The Reventlow Automobiles Inc.’s (RAI) Scarab Grand Prix single-seaters were the first, home-grown, all-American team of Formula 1 racing cars. Bonhams will offer two of these Formula 1 classics, along with their Fiat-Bartoletti transporter, at the 2015 Goodwood Revival auction, to be held 12th September at the Goodwood Motor Circuit in Chichester, England.
The Scarab racing team was the brainchild of Woolworth heir, Lance Reventlow. A youthful racing enthusiast, he learned to race in Mercedes-Benz and Porsche cars, mixed in social circles that included the likes of James Dean, and founded Reventlow Automobiles Inc. to go racing “for America”.
Named after the Egyptian ‘good luck’ beetle, the first two Scarab sports cars used Chevrolet V8 engines, re-writing racing standards in US events through 1958-59. Three Formula 1 Scarabs followed, constructed by the Troutman and Barnes, combining lightweight and looks and a Mercedes-Benz Formula One-inspired fuel-injected desmodromic engine. But sports-racing success in the US and slow development delayed the Scarab team’s F1 debut until the 1960 Monaco GP. By that time the new age of rear-engined F1 cars, led by 1959 World Champions Cooper, had re-written the performance standards, and Reventlow’s Scarabs – driven by Reventlow himself and by the talented driver/engineer Chuck Daigh – proved outdated. After running RAI for five years, during which the company built eight racing cars, Reventlow wrote-off the operation as a tax loss.

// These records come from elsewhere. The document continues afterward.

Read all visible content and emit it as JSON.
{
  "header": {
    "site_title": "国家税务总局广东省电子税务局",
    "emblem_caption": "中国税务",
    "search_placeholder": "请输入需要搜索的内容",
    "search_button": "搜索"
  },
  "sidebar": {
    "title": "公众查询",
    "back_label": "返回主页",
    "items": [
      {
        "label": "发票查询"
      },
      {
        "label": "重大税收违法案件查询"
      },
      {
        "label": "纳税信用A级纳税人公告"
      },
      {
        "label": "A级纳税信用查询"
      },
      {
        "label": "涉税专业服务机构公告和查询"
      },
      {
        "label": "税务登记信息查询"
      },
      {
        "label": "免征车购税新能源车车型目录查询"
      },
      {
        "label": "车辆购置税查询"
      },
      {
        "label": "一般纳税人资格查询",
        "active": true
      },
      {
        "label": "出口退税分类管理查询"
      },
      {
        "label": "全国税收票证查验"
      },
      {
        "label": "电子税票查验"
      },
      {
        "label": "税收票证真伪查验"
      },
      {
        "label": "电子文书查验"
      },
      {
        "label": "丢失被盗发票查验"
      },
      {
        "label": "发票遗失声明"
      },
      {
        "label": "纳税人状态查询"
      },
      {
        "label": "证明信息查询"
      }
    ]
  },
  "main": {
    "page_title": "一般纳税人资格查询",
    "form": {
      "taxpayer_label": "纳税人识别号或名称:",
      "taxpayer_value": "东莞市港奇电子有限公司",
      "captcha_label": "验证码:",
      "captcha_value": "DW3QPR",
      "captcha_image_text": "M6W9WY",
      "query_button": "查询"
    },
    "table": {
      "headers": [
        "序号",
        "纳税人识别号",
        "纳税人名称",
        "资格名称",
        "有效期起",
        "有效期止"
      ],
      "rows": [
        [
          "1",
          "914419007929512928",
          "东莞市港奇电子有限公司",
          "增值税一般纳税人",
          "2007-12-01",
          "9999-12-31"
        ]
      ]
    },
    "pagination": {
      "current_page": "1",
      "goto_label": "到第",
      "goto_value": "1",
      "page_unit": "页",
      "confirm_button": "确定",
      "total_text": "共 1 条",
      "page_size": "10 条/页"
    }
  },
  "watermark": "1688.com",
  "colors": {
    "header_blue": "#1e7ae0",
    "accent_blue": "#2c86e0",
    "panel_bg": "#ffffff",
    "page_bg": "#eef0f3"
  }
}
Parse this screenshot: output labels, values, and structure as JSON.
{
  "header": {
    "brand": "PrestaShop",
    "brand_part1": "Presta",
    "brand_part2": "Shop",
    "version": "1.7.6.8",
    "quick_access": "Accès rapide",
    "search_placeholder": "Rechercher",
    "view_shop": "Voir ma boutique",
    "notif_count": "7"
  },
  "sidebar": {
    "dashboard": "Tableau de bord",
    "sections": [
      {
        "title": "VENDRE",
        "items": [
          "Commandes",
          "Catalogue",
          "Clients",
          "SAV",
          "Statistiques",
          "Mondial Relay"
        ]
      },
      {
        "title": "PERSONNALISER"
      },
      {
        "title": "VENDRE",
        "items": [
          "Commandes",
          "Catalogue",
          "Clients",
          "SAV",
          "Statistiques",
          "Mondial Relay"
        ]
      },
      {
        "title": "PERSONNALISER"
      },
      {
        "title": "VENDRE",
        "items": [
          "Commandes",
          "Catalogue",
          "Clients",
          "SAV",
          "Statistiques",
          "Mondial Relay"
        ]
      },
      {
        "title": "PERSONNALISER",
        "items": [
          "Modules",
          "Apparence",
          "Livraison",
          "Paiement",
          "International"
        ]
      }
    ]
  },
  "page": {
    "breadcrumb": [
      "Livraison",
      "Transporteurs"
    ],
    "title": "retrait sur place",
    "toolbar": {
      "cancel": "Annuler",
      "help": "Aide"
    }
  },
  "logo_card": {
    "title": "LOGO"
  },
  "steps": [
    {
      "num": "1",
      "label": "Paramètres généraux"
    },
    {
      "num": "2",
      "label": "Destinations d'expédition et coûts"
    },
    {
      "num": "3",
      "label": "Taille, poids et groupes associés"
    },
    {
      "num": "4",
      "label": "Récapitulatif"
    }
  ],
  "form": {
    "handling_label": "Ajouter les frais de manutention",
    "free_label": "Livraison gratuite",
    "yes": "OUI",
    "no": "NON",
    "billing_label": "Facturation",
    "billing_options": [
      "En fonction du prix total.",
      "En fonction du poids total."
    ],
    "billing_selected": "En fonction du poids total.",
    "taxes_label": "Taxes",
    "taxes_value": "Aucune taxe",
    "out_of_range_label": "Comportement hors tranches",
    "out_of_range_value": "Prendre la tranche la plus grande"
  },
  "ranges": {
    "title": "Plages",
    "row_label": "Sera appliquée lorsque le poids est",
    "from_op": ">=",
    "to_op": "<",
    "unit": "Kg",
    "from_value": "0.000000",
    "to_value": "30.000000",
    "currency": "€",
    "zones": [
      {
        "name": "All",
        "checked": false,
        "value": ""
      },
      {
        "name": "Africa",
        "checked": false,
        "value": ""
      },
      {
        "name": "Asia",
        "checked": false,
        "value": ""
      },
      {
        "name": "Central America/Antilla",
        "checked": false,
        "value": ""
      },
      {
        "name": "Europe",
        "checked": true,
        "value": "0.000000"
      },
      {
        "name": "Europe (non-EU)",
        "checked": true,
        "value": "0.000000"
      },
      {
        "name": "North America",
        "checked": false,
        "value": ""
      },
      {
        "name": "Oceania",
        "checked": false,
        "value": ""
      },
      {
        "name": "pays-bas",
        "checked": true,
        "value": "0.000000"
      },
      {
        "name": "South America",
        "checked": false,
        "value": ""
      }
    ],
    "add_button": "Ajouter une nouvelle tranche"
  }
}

Lance Reventlow was a true contemporary celebrity. His first wife was Hollywood actress Jill St. John, and his second was Mickey Mouse Club star Cheryl Holdridge. Heir to the Woolworth fortune, his mother was wealthy socialite, Barbara Hutton. A debutante, heiress and philanthropist, Hutton was one of the wealthiest women in the world. She married seven times (including a brief marriage to actor, Cary Grant), and had one son, Lance, with second husband, Count Kurt von Haugwitz-Reventlow.
In 1972, aged only 36, Lance Reventlow was killed when his private aircraft – flown by an inexperienced pilot he was tutoring – flew into a canyon near Aspen, Colorado, stalled in attempting a U-turn and crashed.
The 1959 Scarab Formula 1 Single-Seater (Est: £700,000 – £950,000), 1959-Type Scarab Formula 1 Single-Seater (Est: £400,000 – £525,000) and the Scarab Formula 1 Team Transporter (Est: £600,000 – £800,000) will be among the headline entries at the Bonhams Goodwood Revival 2015 sale.
James Knight, Bonhams International Group Motoring Director, said, “The Scarab team cars were fantastically quick, but unfortunately for Reventlow, not quick enough in their development. However, at events such as the Monaco Historic, and Goodwood Revival, the superiority of these front-engined projectiles has been absolutely demonstrated, time after time in recent years. These Scarabs are spectacular and beautiful Grand Prix cars with a proven race winning record at Historic motor racing events.”
For more information, visit Bonhams Goodwood Revival.
Only one of the two Orosco cars is real. One car is chassis #1, a true Scarab as raced in 1960. The other car is a replica. Caveat emptor.